Determine how many lines below hold the string "this". Reply with the number alone.

═════ AVAILABLE RECORDS

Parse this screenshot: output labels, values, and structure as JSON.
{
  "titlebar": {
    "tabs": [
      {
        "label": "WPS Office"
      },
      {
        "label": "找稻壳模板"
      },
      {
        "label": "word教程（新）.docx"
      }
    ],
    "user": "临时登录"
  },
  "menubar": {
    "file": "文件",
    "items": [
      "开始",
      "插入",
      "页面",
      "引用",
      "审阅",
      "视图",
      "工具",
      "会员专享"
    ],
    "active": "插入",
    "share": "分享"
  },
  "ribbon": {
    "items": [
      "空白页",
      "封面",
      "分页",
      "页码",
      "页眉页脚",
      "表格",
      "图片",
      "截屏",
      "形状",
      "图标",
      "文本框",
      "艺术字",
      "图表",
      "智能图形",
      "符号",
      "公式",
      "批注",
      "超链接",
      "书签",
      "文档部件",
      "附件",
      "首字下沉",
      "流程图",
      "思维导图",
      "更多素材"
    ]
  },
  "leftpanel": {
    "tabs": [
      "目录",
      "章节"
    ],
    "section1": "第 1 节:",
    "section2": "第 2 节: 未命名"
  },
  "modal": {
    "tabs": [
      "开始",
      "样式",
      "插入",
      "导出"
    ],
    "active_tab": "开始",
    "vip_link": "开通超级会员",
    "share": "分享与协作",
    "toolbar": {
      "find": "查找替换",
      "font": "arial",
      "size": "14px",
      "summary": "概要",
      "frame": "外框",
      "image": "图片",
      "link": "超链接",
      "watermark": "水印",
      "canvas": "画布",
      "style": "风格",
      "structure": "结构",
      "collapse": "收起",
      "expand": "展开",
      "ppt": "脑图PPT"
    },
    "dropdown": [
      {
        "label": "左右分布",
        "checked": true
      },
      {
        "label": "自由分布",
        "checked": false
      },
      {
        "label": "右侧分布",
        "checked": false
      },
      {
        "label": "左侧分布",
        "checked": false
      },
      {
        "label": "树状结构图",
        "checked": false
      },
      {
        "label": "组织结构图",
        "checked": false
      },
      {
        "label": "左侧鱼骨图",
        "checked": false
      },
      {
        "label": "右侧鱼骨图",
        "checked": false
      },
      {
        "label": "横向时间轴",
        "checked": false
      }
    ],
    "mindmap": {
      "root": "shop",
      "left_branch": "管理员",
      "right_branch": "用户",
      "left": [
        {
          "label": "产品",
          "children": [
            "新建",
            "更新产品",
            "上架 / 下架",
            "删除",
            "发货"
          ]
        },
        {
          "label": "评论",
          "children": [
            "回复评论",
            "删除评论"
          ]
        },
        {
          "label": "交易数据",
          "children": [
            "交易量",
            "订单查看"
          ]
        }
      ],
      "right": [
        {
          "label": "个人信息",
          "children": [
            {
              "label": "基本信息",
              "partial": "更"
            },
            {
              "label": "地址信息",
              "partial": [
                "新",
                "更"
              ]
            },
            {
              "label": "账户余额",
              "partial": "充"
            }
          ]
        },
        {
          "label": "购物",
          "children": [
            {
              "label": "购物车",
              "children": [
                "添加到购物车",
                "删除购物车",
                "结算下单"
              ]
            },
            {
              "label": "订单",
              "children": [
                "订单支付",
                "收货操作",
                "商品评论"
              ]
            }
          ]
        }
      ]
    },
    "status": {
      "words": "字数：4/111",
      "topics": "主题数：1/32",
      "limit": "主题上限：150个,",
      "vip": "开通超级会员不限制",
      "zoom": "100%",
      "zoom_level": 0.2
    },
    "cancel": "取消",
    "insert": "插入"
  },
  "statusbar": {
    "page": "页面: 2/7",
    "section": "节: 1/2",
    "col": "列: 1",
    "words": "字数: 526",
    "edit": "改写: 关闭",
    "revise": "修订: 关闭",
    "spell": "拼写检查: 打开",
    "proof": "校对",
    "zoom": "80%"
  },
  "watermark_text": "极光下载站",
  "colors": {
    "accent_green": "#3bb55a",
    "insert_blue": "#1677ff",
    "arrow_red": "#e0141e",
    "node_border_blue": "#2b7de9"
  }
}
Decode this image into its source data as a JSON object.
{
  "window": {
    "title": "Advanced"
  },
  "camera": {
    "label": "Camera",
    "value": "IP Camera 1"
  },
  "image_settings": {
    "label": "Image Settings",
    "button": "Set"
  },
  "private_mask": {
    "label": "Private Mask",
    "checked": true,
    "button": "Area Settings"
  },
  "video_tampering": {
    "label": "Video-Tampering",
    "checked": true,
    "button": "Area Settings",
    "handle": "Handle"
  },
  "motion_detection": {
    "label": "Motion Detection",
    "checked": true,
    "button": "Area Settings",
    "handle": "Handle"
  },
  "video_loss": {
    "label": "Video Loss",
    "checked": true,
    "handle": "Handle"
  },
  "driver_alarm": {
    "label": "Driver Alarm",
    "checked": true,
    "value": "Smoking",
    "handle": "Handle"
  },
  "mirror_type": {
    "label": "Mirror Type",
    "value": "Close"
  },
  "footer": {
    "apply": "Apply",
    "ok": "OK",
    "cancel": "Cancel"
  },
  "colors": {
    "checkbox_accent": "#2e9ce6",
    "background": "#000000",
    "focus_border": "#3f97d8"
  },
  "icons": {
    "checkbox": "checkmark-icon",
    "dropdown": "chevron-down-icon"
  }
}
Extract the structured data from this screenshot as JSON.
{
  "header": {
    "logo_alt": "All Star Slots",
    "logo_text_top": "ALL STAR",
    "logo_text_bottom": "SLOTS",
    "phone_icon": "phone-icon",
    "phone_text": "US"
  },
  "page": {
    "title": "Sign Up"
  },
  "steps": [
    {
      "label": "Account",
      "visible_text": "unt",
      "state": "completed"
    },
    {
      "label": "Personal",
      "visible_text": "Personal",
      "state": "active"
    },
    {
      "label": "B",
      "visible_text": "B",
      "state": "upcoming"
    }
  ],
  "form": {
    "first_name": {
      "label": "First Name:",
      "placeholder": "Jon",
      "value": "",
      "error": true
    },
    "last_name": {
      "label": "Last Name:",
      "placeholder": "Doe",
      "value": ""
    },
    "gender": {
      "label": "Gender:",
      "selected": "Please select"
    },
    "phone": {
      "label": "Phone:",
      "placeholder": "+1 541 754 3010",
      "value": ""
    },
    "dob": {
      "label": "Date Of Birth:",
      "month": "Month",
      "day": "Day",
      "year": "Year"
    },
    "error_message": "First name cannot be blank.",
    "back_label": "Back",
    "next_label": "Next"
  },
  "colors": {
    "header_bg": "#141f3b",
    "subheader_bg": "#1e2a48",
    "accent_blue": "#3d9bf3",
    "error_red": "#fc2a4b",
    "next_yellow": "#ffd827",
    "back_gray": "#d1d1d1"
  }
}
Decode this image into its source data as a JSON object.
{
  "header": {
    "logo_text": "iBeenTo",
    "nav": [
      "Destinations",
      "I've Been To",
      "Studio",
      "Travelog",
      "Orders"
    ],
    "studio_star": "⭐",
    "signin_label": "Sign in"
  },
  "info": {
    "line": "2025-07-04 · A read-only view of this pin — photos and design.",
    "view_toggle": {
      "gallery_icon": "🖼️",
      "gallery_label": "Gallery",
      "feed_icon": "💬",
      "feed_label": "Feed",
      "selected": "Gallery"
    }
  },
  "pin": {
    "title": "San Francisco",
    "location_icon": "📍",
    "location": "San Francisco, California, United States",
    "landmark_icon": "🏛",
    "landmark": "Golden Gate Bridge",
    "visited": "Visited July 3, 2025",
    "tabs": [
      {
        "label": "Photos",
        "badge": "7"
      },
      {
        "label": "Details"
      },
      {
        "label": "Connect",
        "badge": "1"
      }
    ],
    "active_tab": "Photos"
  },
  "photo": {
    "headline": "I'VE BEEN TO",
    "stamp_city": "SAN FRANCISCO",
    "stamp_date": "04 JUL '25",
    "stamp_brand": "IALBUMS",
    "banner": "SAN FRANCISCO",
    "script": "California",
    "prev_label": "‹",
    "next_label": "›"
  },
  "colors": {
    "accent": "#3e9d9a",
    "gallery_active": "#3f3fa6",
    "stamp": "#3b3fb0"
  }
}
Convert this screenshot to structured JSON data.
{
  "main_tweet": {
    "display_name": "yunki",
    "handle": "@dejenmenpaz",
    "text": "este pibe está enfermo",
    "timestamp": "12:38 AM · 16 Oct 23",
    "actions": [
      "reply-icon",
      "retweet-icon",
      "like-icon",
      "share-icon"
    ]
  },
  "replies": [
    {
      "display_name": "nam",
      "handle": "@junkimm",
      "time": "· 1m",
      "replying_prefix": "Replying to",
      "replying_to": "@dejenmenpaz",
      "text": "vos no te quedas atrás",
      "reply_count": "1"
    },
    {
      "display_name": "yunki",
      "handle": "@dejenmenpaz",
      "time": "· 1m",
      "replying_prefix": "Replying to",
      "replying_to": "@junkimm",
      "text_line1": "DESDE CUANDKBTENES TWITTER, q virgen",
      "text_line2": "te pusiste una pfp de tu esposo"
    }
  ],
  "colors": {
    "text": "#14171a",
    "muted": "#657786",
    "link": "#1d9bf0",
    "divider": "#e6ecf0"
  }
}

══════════

- [SOLVED PROBLEM]: 6